  • The mantissaDigits variable defines how many decimal digits should be shown after the dot.
  • upperFont and lowerFont define the size of the fonts in the upper row and the lower one respectively.
  • We used the drawtext directive twice to write to the frames.

Notes on the first drawtext:

  • fontfile='/usr/share/fonts/urw-base35/C059-Bold.otf' defines the font to be used for the text.
  • fontcolor=yellow defines the color of the font of the text.
  • fontsize=$upperFont defines the size of the font of the text.
  • x=(w-text_w)/2 defines the X-coordinate of the location for the text on the frame, here we center the text horizontally on the frame.
  • y=(h-text_h)/2 defines the Y-coordinate of the location for the text on the frame, here we center the text vertically on the frame.
  • text='%{eif\:($seconds-t)\:d}.%{eif\:(mod($seconds-t, 1)*pow(10,$mantissaDigits))\:d\:$mantissaDigits}' We print the remaining seconds for the video to finish with specific decimal digit accuracy.

Notes on the second drawtext:

  • drawtext=fontfile='/usr/share/fonts/urw-base35/C059-Bold.otf' defines the font to be used for the text.
  • fontcolor=yellow defines the color of the font of the text.
  • fontsize=$lowerFont defines the size of the font of the text.
  • x=(w-text_w)/2 defines the X-coordinate of the location for the text on the frame, here we center the text horizontally on the frame.
  • y=((h-text_h)/2)+$upperFont defines the Y-coordinate of the location for the text on the frame, here shift the text from the vertical center  of the frame.
  • text='Elapsed\: %{eif\:(t)\:d}.%{eif\:(mod(t, 1)*pow(10,$mantissaDigits))\:d\:$mantissaDigits}' We print the elapsed seconds since the video started with specific decimal digit accuracy.

Perform diff on two folders

To perform a recursive diff on all the files of two folders we just need to add the -r (or --recursive) parameter that recursively compares any subdirectories found.

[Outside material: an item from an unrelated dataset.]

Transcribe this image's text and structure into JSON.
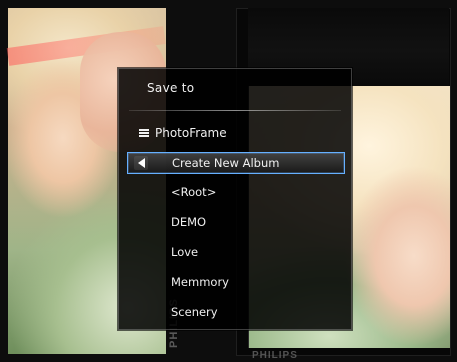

To avoid needless messages from the tool, we can also use the -q (or --brief) parameter that reports only when files differ.

Example of performing diff on two folders recursively while preventing needless messages.

diff -rq aFolder someOtherFolder;